No one would argue with the atmospheric CO2 record [406.42ppm, registered at Mauna Loa Observatory, Hawaii, February, 2017] showing a dramatic increase over the last 100 years, most of which is due to fossil fuel burning.

What issues do you think the ocean is facing, as a global ecosystem?

Climate change and ocean acidification would be the first ones, followed by ice melting and sea level rise, as consequences of climate change. Sea level rise is probably the most pressing issue for the upcoming century.

Does this knowledge affect the everyday choices you and your family make?

Well, like most people in Seattle I could say that I am trying to do something, but maybe not enough. I try not to take more airplane flights than necessary, but at the same time I realize I don’t cut flying as much as I might be able to. But there are many events a scientist has to attend.

How indispensable is it for a scientist to fly to all these conferences and events?

There are more and more scientists who start not showing up at meetings for this reason [laughing]. If it’s a small-scale event one could always do teleconference. While large, biannual conferences and meetings cannot be done remotely.

I once saw an ocean acidification presentation at the California Academy of Sciences Museum in San Francisco and the presenter emphasized the benefit of being vegetarian for our climate. Meat production brings about deforestation, which in its turn both decreases the amount of carbon that could potentially be taken up and stored by trees and releases more carbon when the trees are burned. I did not go completely vegetarian after that but I try to eat less meat than I normally would.

Because of climate change solely, or is it more of a health concern?

Carbon is my number one reason.

Is there anything else that you and your family do to reduce your carbon footprint?

My wife and I go for more fuel-efficient cars. We also choose to live in a fairly dense area close to work, instead of moving to a greener suburb.
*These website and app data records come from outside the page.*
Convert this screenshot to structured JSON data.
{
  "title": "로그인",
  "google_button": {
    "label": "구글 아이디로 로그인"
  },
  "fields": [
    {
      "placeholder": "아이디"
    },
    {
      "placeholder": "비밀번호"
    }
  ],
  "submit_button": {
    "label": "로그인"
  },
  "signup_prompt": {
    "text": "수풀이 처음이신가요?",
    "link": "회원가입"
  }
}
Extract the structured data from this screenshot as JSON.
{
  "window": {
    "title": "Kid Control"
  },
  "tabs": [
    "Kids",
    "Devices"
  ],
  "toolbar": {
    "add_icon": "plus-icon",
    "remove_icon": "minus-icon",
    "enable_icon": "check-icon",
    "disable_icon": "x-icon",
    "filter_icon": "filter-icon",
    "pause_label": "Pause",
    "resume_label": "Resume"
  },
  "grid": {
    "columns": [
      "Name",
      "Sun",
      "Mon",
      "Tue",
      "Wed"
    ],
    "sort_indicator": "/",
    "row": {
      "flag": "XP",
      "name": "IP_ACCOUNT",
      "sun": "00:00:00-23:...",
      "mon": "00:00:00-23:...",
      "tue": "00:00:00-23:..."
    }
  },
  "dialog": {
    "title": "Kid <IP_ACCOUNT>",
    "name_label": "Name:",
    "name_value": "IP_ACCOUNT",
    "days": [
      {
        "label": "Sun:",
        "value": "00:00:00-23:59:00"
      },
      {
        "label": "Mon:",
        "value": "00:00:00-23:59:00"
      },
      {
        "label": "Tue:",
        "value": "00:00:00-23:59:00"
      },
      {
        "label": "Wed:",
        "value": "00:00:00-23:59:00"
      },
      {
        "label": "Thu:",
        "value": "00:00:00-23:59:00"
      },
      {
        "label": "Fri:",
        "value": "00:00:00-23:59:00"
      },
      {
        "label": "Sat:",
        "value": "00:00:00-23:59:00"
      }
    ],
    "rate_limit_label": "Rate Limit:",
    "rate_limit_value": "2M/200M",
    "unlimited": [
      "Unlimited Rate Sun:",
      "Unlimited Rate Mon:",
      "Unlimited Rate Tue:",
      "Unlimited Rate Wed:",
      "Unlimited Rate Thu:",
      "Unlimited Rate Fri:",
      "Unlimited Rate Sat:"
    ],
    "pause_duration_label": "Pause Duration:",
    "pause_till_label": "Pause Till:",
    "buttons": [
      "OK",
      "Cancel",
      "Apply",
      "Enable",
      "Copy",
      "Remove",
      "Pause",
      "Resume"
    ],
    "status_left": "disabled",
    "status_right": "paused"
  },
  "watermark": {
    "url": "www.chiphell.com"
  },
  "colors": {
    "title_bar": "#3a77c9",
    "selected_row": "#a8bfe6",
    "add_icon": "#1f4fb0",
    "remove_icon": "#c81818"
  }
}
I would be in favor of tax increases, introducing a carbon tax in particular. Gas is also way too cheap now in the United States, and it shouldn’t be that cheap. Price increases would discourage people from driving too much. Personally I am prepared to pay more, but I realize that this is not an option for everyone, since cars and long commutes are still cheaper than finding housing in dense parts of the city. I also am very much in favor of improving public transit and discouraging suburban development (sprawl).